__Task brief__. Once the pictures are set aside, reproduce the entries below exactly.
===
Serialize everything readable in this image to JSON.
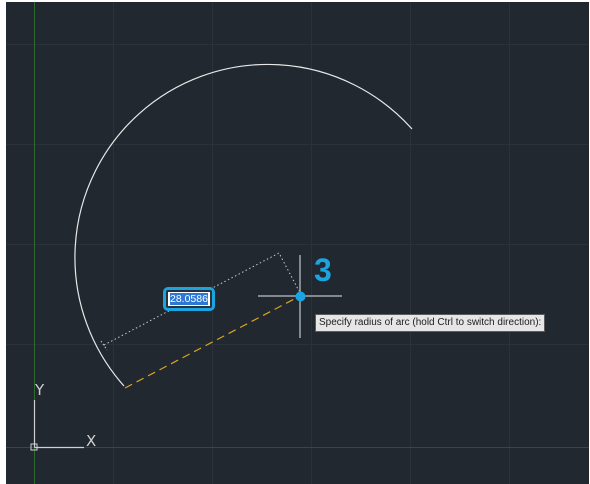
{
  "viewport": {
    "background": "#212830",
    "x_axis_color": "#7a2a2a",
    "y_axis_color": "#2f6a2f"
  },
  "dimension_input": {
    "value": "28.0586",
    "accent_color": "#1aa4e0"
  },
  "tooltip": {
    "text": "Specify radius of arc (hold Ctrl to switch direction):"
  },
  "step_marker": {
    "number": "3",
    "color": "#1aa4e0"
  },
  "ucs_icon": {
    "x_label": "X",
    "y_label": "Y"
  },
  "icons": {
    "crosshair": "crosshair-cursor-icon",
    "ucs": "ucs-icon"
  }
}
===
__Answer to this exercise__.
Serialize everything readable in this image to JSON.
{
  "viewport": {
    "background": "#212830",
    "x_axis_color": "#7a2a2a",
    "y_axis_color": "#2f6a2f"
  },
  "dimension_input": {
    "value": "28.0586",
    "accent_color": "#1aa4e0"
  },
  "tooltip": {
    "text": "Specify radius of arc (hold Ctrl to switch direction):"
  },
  "step_marker": {
    "number": "3",
    "color": "#1aa4e0"
  },
  "ucs_icon": {
    "x_label": "X",
    "y_label": "Y"
  },
  "icons": {
    "crosshair": "crosshair-cursor-icon",
    "ucs": "ucs-icon"
  }
}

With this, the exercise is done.